**Material supplied**
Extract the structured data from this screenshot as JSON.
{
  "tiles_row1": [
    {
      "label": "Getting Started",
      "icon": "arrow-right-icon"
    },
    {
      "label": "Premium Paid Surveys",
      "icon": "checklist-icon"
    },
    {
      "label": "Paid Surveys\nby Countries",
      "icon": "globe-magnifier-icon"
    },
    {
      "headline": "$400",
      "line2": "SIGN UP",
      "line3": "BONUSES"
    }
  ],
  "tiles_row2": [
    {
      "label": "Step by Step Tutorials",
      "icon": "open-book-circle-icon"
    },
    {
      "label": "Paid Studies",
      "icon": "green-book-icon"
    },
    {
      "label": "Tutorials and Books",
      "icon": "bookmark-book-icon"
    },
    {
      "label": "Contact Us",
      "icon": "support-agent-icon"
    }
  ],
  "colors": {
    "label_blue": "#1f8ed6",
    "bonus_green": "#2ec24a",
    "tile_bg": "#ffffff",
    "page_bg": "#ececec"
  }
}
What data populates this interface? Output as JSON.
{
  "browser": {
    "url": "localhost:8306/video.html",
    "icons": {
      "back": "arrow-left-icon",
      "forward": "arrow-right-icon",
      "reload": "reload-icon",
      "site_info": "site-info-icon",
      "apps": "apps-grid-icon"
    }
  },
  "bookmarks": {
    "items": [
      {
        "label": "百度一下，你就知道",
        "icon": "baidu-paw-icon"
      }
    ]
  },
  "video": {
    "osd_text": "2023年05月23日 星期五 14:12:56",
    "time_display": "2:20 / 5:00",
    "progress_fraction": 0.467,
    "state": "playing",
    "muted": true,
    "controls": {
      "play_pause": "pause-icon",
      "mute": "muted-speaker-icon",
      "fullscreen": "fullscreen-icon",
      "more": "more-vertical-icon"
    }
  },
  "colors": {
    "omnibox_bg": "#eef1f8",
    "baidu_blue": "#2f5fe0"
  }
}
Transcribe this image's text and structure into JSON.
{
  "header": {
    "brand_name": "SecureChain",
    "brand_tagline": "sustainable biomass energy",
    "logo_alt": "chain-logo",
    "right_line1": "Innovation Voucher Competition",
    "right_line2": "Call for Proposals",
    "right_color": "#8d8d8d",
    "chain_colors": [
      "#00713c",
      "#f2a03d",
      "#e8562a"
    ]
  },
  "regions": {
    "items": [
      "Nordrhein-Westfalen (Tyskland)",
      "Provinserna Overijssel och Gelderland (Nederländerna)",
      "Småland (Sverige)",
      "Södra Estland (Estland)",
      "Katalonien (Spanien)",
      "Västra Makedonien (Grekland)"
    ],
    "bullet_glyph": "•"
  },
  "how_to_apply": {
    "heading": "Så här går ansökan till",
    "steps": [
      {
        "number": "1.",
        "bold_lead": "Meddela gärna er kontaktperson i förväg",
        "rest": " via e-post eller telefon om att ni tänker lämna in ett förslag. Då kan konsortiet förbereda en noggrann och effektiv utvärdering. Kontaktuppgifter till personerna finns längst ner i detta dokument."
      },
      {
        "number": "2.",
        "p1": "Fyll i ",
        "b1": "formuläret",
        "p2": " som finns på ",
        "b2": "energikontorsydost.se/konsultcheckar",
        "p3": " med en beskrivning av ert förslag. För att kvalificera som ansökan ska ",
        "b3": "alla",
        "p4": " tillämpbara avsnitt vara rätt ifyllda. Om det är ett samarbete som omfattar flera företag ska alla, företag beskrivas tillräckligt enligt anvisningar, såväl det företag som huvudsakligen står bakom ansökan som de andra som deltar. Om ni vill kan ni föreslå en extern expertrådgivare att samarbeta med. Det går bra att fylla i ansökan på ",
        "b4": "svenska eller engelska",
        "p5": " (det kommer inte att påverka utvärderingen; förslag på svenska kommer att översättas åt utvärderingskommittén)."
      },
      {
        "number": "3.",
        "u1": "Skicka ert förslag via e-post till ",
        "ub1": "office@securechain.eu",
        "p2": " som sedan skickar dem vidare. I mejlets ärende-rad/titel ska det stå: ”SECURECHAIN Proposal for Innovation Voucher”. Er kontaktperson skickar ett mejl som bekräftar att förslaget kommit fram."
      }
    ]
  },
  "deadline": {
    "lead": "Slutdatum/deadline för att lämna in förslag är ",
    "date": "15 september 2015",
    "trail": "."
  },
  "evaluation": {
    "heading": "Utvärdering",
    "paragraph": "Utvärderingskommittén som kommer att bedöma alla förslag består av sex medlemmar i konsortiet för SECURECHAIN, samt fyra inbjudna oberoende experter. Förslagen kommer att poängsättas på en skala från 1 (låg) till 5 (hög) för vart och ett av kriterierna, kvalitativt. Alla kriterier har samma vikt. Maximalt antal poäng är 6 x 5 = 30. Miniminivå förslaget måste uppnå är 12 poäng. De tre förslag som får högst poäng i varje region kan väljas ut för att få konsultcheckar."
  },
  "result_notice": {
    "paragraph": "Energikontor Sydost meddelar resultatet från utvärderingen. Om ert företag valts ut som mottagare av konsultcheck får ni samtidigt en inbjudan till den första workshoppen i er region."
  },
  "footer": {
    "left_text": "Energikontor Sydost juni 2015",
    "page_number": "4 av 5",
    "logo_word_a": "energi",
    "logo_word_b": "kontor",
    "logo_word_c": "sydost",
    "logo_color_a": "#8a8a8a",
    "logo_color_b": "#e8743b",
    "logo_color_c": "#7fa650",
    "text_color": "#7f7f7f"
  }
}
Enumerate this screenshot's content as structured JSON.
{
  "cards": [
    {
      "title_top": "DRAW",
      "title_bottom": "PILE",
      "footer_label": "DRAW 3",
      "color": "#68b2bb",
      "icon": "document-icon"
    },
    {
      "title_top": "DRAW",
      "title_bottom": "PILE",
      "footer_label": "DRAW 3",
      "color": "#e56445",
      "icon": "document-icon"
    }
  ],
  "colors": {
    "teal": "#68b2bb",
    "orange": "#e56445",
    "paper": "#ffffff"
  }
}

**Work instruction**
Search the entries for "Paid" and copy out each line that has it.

**Output for this exercise**
      "label": "Premium Paid Surveys",
      "label": "Paid Surveys\nby Countries",
      "label": "Paid Studies",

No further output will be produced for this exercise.